From My Heart
In this final segment, I want to speak from my heart to some of my younger brothers and sisters in the Lord. I know that this essay has not been easy for some of you. Admittedly, it has been hard-hitting. Treatment for an illness can hurt.
But in reality, it is a compliment to you. I have tried to speak with you as young adults, and not as children who are prone to whining and pouting. I have no doubt that some will be angry with me. When you cool down, however, I want you to think about some things.
It has pained me deeply to discover what is transpiring with some of our Christian youth. As I personally told one young man recently (who has been heavily involved in internet filth), “You have broken my heart.” I have agonized over how to handle such matters. Methods are matters of judgment and can be misguided at times, but my heart should never be questioned. My concern is genuine. Let me conclude with this summary.
First, I want you to think about your soul — the value of it, and its eternal destiny somewhere. The Christian life is not a game; it is serious business, and it requires true dedication. There is nothing evil about “fun,” but we must be certain we are wholesome. If one is old enough to be a Christian, he is old enough to be lost.
How does one define a “friend”? Is a friend one who drags you down to lower levels of spirituality? Can we not recall the words of God’s apostle, “Be not deceived: Evil companionships corrupt good morals” (1Cor 15:33)? Have you ever heard that old saying, “a person is known by the friends he keeps”? Jesus Christ was a “friend of sinners,” but he instructed them to abandon their sins; he was not an enabler.

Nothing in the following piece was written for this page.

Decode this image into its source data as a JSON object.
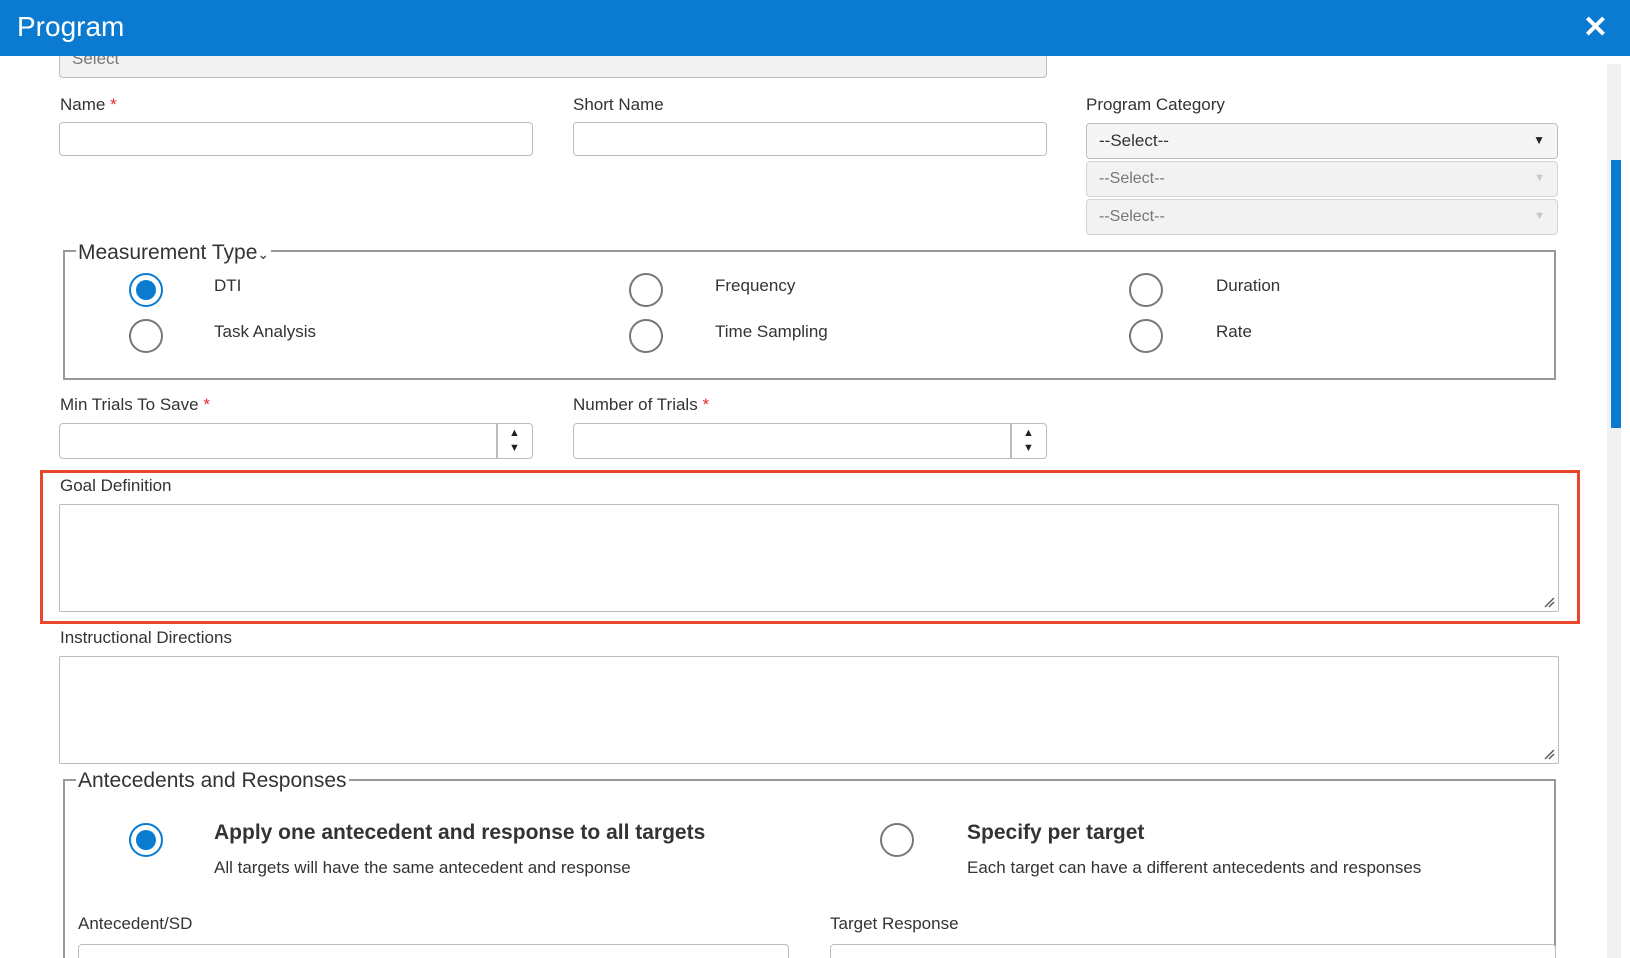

Accountability has to do with how one’s life is judged, as compared with his responsibility. We are accountable to God foremost (Rom 14:12). Do we live, look, and listen so as to please Him? That is not always a matter of easy focus, but at times we cannot but know we’ve gone way over the line. When that is the case, we must turn back to the Lord before “hardness” sets in, and we cease to even care.
We have accountability with reference to our friends. What do you do when you know a “friend” is immoral in words and deeds? Do you simply let him go — with no word of concern for his soul, or with a kindly rebuke for his wretchedness (see Gal 6:1)?
You have accountability to your parents. Can one continue to fraternize with egregiously worldly people, knowing very well that your godly parents would not approve? Would you encourage mom or dad to visit your web page, read your messages, along with those you have classified as your “friends”? If not, why? And why have some, whose web pages have been an “open book” to the entire on-line world, now suddenly have gone “private”? Clearly it is not the world from whose eyes they would escape; it is from Christians who love their souls and are concerned for their welfare. What is wrong with this “picture”?
There is accountability to your congregation’s elders. They must give account for the souls under their oversight. When one knows that members of the flock are deeply involved in sin, your elders must be apprised of such. They cannot address problems of which they have no knowledge. You must help them; such is not being a “snitch”; it is a matter of love.
Further, ministers of Christ are obligated to reprove, rebuke, and exhort their brothers and sisters in God’s family — young or old. The gospel preacher will not permit himself the luxury of being a “pal” to the sinful at the expense of his own soul. God will hold us accountable if we do not warn the erring of their error. The faithful servant of Christ does not want “blood” of others upon his hands (Eze 33:7-9).
Finally, with deepest respect, may I suggest this to parents: you might wish to give consideration as to whether or not you want your child even to be on the MySpace site — as innocent as their communications may be. There are other, safer ways for youngsters to communicate with one another, rather than being only a “click” or two away from a highway of gross corruption.
Reference: Jackson, Wayne